*** SOURCE MATERIAL ***
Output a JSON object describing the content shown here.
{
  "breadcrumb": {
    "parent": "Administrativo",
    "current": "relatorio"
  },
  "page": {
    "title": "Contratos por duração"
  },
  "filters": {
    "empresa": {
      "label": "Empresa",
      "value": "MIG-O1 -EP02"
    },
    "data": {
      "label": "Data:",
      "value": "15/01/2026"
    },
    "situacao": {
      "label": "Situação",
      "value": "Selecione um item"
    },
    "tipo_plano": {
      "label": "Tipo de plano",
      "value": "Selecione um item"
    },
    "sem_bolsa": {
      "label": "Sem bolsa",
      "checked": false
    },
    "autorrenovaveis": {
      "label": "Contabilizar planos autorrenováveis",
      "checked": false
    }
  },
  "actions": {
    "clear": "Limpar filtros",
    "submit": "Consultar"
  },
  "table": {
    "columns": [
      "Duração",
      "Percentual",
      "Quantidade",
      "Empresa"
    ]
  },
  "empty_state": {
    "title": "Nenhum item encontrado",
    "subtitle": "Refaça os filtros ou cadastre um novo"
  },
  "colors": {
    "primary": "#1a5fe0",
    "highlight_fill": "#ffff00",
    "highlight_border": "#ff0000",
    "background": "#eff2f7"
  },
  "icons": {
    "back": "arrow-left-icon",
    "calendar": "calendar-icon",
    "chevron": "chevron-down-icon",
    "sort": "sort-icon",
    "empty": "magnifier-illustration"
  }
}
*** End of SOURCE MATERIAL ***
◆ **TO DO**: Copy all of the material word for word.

◆ **ANSWER FOR THIS EXERCISE**:
Output a JSON object describing the content shown here.
{
  "breadcrumb": {
    "parent": "Administrativo",
    "current": "relatorio"
  },
  "page": {
    "title": "Contratos por duração"
  },
  "filters": {
    "empresa": {
      "label": "Empresa",
      "value": "MIG-O1 -EP02"
    },
    "data": {
      "label": "Data:",
      "value": "15/01/2026"
    },
    "situacao": {
      "label": "Situação",
      "value": "Selecione um item"
    },
    "tipo_plano": {
      "label": "Tipo de plano",
      "value": "Selecione um item"
    },
    "sem_bolsa": {
      "label": "Sem bolsa",
      "checked": false
    },
    "autorrenovaveis": {
      "label": "Contabilizar planos autorrenováveis",
      "checked": false
    }
  },
  "actions": {
    "clear": "Limpar filtros",
    "submit": "Consultar"
  },
  "table": {
    "columns": [
      "Duração",
      "Percentual",
      "Quantidade",
      "Empresa"
    ]
  },
  "empty_state": {
    "title": "Nenhum item encontrado",
    "subtitle": "Refaça os filtros ou cadastre um novo"
  },
  "colors": {
    "primary": "#1a5fe0",
    "highlight_fill": "#ffff00",
    "highlight_border": "#ff0000",
    "background": "#eff2f7"
  },
  "icons": {
    "back": "arrow-left-icon",
    "calendar": "calendar-icon",
    "chevron": "chevron-down-icon",
    "sort": "sort-icon",
    "empty": "magnifier-illustration"
  }
}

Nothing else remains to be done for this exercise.